Between her work with the Vet Center, the publication of her book in 1983, and her leadership of VVA’s Vietnam women’s initiative, Lynda became the face of women Vietnam veterans. Her story and her message were not without controversy. The experiences she shared of her time in Vietnam were both heartbreaking and shocking. She shattered the myth that military nurses serving in war zones were angelic figures with ethereal qualities who rose above the pain and suffering and horror of war while caring for its victims.

Her portrayal was criticized by some who served, but for others her descriptions hit home. She discussed the emotional toll the continuous exposure to wounded soldiers, civilian casualties, and the dead and dying took on those who cared for them. She talked about the emotional pain and difficulty associated with caring for patients suffering from amputations, head injuries, burned bodies—and the blown-up bodies of young children. She talked about it all. What followed was amazing.

By breaking the silence surrounding women Vietnam veterans’ experiences, by humanizing the responses, she reassured all of us that the flashbacks and nightmares, the depression and the drinking, were all part of a syndrome that we, as women and as nurses, were not immune to. She taught us that owning our own pain did not diminish the pain of those we cared for, that it was okay to not be okay now. And that there was help, but we needed to fight for it. We needed to make our voices heard. We needed to support one another.

She encouraged us to come out of the shadows and we did—some more quickly than others. We got involved in VVA, in VA, in our local communities, with other VSOs. We found our voices, demanded access and change both within the VA and the traditional VSOs. We took on leadership positions in organizations we were affiliated with. We testified before Congress demanding recognition, access to services, and comprehensive care. We advocated for change for ourselves, as well as for those who came before us and those who would come after us.

We chipped away at the prejudices, stereotypes, and discrimination that had oppressed women veterans for so long. We watched institutions and organizations change, slowly but surely. It was exhilarating. 

Lynda Van Devanter was outspoken, confrontational, and controversial. She was tireless, an advocate’s advocate. She lived her life on her own terms, coloring outside the lines. She spent most of it reaching out to others through her work, her writing, and her service with VVA and AA. Her courage in sharing her personal story changed the lives of countless women veterans who suffered in silence for years, afraid of how they might be judged by the world outside.

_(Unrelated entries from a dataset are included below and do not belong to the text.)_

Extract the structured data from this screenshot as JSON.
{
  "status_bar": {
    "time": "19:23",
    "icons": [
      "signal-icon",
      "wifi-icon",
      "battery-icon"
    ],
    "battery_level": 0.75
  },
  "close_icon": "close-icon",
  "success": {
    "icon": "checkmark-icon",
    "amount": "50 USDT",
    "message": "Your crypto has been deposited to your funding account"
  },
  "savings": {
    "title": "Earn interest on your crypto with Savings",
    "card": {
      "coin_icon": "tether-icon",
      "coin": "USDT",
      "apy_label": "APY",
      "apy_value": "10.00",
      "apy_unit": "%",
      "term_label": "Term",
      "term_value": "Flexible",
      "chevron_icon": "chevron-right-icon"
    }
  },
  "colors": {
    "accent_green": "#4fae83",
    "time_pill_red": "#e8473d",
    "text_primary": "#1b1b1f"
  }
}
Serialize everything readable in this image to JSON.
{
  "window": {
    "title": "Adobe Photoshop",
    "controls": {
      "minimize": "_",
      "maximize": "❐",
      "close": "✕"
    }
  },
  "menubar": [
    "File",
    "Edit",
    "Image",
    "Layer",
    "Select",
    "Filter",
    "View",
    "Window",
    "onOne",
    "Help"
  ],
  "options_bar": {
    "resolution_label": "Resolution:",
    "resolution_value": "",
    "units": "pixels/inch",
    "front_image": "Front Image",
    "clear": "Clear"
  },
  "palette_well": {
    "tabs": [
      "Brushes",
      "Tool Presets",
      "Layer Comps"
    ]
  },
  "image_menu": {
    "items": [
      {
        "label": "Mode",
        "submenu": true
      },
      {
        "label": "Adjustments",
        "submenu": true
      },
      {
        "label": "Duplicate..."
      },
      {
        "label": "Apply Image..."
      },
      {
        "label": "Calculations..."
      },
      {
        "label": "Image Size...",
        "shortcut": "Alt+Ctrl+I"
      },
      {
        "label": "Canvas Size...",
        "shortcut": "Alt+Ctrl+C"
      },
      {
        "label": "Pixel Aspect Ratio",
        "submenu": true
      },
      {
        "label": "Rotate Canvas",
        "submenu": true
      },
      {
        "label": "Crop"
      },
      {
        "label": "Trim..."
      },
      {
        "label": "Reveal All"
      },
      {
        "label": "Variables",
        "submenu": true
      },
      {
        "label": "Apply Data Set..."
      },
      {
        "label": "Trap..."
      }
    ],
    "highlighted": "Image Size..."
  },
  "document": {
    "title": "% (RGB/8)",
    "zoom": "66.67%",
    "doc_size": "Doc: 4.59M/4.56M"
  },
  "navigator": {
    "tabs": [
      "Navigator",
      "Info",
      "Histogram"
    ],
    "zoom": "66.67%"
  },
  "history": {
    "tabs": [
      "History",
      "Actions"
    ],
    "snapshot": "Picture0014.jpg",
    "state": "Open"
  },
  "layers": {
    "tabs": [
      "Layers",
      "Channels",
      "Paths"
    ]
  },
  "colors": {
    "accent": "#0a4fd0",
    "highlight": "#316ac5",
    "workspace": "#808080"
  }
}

Lynda Van Devanter’s contributions to the veteran community were historic. Both in life and in death Lynda remained true to what she believed in.

Perhaps the greatest example of that truth occurred at Lynda’s funeral. Outside the church, surrounded by her husband Tom, daughter Molly, stepdaughter Brigid, and hundreds of family and friends, a flock of twenty-one white doves were released above her casket. They soared into the air, returning three times to swoop over Lynda’s remains. It was breathtaking. But most importantly it fulfilled one of Lynda’s long-held desires: To be buried with full military honors, but to let the guns remain silent. 

R.I.P. Lynda. You did good.





- Departments
University of Florida Smathers Libraries
- - -
- -
© Michael KeatingNational Park Service
Volunteers for 2018 Award
  Photo ©Michael KeatingTwo VVA chapters deliver VA holiday cheer.
- -
VVA logoThe VVA Veteran® is a publication of Vietnam Veterans of America. ©All rights reserved.
8719 Colesville Road, Suite 100, Silver Spring. MD 20910 | www.vva.org | contact us